In theme and variation one expects the soprano to become the object of variation. This does not happen in the Goldbergs. Instead, Bach follows an Italian model known as ruggiero which varies the bass instead. Bach's ruggiero consists of eight phrases with every other phrase ended by the same ground bass but in different keys. Thus Bach's ruggiero is very nearly a chaconne (ostinato form in which the repeated element is a chord progression rather than a melody). The bass does not repeat verbatim, but its implied harmonies are always intact. If the bass had repeated exactly, the cycle might have been called a passacaglia--the favorite Baroque cousin of theme and variation.

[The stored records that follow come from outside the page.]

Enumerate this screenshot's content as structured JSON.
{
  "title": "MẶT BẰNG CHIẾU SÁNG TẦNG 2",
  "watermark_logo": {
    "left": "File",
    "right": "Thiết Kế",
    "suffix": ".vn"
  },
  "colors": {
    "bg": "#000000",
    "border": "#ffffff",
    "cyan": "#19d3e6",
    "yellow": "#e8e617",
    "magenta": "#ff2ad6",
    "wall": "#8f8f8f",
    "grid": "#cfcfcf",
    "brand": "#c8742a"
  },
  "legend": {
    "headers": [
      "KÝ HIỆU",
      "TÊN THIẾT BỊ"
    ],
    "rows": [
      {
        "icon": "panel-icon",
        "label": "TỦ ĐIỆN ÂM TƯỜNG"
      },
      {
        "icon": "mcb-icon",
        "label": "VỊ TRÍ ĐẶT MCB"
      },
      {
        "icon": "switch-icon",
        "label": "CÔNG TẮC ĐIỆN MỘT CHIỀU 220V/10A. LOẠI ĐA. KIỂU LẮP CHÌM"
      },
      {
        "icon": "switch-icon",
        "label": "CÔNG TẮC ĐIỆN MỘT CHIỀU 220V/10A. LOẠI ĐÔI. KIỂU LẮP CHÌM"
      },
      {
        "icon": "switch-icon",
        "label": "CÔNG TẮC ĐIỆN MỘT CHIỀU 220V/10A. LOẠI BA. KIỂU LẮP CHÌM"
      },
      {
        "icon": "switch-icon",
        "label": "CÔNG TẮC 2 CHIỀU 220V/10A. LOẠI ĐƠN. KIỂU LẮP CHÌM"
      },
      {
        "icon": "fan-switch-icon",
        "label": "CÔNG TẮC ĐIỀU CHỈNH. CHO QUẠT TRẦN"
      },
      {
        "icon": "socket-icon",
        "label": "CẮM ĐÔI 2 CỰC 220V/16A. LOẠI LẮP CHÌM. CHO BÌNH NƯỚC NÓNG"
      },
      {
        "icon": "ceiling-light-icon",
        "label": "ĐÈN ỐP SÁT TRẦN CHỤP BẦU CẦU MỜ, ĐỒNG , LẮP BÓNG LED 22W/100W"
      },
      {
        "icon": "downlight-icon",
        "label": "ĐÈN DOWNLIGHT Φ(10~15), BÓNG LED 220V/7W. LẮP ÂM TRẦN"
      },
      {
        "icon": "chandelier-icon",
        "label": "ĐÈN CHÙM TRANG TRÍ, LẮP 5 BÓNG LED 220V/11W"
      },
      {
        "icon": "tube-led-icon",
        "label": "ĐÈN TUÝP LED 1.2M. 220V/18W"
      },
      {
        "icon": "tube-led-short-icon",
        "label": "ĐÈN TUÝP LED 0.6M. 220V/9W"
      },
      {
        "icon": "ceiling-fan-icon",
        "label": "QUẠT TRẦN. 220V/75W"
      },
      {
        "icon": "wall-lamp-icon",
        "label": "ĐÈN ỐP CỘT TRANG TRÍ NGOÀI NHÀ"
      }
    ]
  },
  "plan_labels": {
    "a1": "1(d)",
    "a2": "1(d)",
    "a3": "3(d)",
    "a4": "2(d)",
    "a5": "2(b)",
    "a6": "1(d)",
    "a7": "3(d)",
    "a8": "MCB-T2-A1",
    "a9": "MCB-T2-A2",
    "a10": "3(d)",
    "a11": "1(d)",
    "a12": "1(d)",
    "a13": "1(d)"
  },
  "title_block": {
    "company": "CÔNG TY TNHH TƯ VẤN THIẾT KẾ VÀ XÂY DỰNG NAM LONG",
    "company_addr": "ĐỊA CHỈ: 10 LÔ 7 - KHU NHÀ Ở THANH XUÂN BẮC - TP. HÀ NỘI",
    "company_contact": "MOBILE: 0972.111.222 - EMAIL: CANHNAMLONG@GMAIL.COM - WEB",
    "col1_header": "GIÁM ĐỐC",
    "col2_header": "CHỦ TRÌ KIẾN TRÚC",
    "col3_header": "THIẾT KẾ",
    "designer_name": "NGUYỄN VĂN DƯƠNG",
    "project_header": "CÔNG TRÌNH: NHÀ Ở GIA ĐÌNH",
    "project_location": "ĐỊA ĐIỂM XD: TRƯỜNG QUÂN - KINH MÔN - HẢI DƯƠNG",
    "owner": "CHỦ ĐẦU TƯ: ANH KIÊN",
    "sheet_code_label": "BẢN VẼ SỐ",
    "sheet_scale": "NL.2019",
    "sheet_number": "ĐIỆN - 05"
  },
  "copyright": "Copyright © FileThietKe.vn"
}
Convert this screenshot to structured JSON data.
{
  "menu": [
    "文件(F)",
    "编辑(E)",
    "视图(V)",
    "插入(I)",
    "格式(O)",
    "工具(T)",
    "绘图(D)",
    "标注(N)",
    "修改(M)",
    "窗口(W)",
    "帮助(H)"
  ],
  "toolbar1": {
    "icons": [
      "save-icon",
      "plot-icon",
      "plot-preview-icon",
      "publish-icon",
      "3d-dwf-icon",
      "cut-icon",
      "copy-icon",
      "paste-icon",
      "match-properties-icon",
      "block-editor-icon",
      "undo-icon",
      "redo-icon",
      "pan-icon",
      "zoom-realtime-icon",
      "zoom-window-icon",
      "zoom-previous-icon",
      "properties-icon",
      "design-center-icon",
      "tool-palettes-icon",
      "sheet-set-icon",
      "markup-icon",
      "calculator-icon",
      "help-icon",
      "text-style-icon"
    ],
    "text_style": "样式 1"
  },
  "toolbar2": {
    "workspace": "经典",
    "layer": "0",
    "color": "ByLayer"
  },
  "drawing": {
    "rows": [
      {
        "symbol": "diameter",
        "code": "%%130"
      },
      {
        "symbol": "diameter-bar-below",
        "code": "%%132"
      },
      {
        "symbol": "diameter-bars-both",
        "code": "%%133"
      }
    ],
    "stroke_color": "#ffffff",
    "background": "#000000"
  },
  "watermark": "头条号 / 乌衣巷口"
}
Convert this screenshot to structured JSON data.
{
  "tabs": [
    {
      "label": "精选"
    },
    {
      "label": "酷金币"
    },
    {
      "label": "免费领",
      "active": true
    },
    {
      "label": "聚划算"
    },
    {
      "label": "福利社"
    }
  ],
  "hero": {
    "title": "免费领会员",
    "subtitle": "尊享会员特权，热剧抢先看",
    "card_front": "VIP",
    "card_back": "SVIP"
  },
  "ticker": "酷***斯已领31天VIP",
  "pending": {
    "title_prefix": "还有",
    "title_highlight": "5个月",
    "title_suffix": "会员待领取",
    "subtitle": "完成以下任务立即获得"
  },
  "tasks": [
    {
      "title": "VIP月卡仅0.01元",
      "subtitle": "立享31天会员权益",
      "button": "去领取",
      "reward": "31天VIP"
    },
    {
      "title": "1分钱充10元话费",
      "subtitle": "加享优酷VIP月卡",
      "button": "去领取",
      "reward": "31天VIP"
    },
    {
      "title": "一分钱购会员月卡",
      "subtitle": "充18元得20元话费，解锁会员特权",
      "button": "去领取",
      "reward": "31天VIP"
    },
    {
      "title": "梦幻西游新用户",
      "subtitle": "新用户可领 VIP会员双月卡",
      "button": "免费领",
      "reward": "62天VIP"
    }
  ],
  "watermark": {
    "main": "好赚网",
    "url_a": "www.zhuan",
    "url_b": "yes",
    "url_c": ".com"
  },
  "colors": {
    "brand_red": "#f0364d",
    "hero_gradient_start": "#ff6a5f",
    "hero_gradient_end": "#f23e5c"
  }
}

This similarity to the ground bass forms of chaconne and passacaglia led Albert Schweitzer to call the Goldberg Variations "a passacaglia worked out in chiaroscuro." There is nothing quite like it in all of music literature.
Canon 7: canone alla Settima Filling in the ruggiero by five descending semitones (lamento bass), the seventh canon weaves its tapestry of counterpoint in what may be the most evocative melody of the Goldberg Variations. This Canone alla Settima is the second of three variations to be set in minor mode (another Trinitarian symbol...perhaps). The follower imitates the leader at the interval of a seventh.
Canon 8: canone alla Ottava After the rollicking exuberance of the variation that precedes it (No. 23), the canon at the octave rocks the listener in a gentle three beats per measure, each beat divided into three parts.
Canon 9: canone alla Nona The cycle closes with a sprightly variation in which leader and follower imitate each other at the ninth. The figure "spun out" in this canon is characterized by running sixteenth notes punctuated by expressive leaps of a sixth (an interval of which Bach seems to have been especially fond). For the first time the canon is abandoned by its ruggiero (having heard the bass theme many times before, our minds eagerly fill it in). Whereas the leader in part "A" is the low voice, the leader in part "B" is the high. Notice how the leader in part "B" is nearly the melodic inversion of part "A" (another example of "back 'n forth").